**TASK DETAILS**:
Based on the entries below, how many lines contain the word "shortcut"? Respond with only the number.
BEGIN RECORD SET
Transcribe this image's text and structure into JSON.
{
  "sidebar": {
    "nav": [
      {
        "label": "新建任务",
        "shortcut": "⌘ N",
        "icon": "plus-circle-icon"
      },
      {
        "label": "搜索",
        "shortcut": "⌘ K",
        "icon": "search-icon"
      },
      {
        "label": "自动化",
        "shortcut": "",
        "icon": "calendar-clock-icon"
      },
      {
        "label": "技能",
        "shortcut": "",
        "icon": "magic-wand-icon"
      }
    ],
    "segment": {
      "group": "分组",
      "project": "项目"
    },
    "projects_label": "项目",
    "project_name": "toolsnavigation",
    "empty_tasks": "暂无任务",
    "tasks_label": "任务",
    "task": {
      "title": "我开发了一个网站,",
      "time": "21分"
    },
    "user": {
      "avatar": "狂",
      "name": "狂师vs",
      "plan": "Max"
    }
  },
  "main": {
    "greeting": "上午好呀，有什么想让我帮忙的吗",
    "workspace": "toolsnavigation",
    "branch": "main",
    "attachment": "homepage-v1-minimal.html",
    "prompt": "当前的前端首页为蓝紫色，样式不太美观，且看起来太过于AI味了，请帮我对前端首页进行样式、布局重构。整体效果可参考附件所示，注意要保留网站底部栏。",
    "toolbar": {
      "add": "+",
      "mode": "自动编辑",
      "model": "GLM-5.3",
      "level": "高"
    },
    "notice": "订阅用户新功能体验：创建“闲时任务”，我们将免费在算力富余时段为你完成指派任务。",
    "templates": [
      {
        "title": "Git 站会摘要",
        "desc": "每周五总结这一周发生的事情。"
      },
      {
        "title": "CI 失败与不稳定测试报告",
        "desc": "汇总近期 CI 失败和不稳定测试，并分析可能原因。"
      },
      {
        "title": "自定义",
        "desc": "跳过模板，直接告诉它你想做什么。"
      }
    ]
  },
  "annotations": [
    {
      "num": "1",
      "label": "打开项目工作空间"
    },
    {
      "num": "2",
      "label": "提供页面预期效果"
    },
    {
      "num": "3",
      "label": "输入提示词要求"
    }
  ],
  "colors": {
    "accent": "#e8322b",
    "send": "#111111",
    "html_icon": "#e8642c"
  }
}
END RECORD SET
**SOLUTION TO THIS PROBLEM**:
4